When the couple appears as man and wife before the family gathering for the first time, the big question is who will be the dominant person in their relationship. The game/ritual of ' Fishing the Ring' is conducted to answer this question. One of the newlywed's rings is placed in a pot of milk (or water mixed with various spices to make the water opaque). and asking the couple to 'fish'. Whoever finds the ring first is said to have the upper hand …

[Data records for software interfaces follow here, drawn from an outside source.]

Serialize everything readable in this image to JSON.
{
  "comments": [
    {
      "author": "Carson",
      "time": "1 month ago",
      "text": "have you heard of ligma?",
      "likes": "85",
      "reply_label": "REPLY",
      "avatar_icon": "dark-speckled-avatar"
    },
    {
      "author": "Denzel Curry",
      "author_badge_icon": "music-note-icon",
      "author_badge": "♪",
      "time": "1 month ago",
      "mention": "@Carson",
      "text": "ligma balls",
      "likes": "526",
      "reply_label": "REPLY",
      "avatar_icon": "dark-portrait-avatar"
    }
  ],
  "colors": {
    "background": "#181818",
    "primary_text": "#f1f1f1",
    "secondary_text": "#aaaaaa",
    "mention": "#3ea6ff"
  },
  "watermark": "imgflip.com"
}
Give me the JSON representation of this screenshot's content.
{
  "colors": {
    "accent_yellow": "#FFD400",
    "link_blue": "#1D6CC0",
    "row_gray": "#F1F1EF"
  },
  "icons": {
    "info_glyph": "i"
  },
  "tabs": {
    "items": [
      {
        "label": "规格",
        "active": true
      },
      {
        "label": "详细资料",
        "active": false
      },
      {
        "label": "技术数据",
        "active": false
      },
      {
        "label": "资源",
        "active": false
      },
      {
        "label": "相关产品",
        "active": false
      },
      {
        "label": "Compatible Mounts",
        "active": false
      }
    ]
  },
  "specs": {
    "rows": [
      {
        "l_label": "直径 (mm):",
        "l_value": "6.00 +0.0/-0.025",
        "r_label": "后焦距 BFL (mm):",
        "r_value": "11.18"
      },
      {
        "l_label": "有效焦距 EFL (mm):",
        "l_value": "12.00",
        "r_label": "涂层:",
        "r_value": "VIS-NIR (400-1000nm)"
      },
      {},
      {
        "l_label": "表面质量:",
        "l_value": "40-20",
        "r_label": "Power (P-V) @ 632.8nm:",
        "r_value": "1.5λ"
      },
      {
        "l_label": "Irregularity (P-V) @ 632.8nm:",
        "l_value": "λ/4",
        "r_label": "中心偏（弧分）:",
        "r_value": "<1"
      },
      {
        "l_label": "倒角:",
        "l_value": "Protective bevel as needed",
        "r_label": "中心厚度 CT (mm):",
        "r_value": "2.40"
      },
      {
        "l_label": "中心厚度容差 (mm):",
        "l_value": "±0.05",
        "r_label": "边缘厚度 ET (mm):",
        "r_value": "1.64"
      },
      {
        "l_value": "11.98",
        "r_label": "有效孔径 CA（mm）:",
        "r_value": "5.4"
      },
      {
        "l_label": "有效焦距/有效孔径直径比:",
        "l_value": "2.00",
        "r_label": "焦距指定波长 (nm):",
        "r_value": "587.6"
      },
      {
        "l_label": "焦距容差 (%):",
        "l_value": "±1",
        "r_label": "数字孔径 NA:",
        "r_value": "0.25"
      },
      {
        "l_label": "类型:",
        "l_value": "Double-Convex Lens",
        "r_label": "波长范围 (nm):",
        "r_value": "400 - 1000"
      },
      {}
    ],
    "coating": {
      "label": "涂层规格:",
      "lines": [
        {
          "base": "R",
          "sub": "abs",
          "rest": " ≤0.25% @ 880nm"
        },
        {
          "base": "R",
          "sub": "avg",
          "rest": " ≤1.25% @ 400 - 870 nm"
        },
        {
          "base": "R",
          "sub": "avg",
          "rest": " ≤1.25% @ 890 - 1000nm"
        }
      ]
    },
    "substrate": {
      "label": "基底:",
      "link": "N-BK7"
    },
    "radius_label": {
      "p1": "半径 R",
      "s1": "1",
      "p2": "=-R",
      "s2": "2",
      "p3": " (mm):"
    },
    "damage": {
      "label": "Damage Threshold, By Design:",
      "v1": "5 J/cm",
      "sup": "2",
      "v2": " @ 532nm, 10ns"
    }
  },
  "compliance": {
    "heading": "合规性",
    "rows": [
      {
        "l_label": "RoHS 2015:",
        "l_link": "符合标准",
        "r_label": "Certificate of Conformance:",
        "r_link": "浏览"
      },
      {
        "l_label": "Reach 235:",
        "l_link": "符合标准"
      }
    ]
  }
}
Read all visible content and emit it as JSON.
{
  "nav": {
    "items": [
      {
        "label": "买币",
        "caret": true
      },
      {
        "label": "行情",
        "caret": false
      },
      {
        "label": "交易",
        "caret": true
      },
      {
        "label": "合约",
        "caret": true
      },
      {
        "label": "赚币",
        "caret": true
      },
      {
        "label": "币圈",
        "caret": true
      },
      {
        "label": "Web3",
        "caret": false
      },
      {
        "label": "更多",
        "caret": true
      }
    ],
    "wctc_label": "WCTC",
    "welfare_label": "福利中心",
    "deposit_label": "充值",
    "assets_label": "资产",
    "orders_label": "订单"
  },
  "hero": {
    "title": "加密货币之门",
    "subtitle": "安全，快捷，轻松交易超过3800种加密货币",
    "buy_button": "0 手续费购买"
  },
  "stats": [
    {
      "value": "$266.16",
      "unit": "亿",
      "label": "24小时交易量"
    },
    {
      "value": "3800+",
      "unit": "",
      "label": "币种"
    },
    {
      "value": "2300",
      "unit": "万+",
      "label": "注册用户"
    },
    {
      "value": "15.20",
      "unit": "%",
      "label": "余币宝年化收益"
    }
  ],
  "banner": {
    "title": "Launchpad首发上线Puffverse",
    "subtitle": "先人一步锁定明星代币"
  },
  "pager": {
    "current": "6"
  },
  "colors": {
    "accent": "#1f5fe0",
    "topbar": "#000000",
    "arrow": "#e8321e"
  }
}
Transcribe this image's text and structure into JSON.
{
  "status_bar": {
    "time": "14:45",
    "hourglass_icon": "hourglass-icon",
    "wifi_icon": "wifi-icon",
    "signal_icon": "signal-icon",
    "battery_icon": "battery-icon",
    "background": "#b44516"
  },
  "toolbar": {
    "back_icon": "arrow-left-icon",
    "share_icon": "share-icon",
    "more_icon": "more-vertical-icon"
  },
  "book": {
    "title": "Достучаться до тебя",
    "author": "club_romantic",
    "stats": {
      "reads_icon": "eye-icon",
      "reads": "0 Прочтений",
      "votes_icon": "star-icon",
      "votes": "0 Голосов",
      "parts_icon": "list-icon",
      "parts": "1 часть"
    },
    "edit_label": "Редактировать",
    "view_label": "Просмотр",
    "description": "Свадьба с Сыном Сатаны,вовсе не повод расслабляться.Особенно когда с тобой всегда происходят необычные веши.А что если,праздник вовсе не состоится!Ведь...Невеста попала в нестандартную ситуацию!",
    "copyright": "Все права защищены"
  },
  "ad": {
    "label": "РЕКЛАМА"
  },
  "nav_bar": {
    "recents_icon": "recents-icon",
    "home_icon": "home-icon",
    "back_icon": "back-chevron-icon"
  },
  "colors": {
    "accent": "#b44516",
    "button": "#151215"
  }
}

The ceremony of Fuleku (Phuleku) is a rarity these days within Hindu Wedding Ceremonies. Traditionally Fuleku ceremony involves the to-be groom rides on the horse-back around the entire village prior to the actual wedding ceremony. This gives everyone a chance to know who is going to be the groom of one of the girls of their village. This ceremony is usually a symbol of pride for the bride's parents who are very proud of the to-be son-in-law and would like to advertise this emotion to the entire village.
However, Fuleku (namesake only) tradition for the below blog is where the bride (to-be) is invited for dinner to her sister's (or some other female relative like aunty) place prior to the wedding. This is supposed to be a very casual evening with lots of dances, extensive palette of cuisine and lots of banter between the sisters and their husbands.
Hemangi's wedding was in the town of Jamnagar in the state of Gujarat. However, her Fuleku ceremony took place in the city of…
Hemangi and Nayan's Wedding, Gujarat, India Hasta Melap (Milap) Ceremony - performed after Kanya Daan has a lot of significance. It involves the tying of the groom's scarf or shawl to the bride's sari. The tying of knot and the joined hands of the couple are symbolic of the meeting of two hearts and souls. The acharya or the priest chants mantras and seeks the blessings of Goddess Laxmi and Parvati for the couple. The family and relatives witness the conduct of the ceremony and come forward to bless the bride and groom.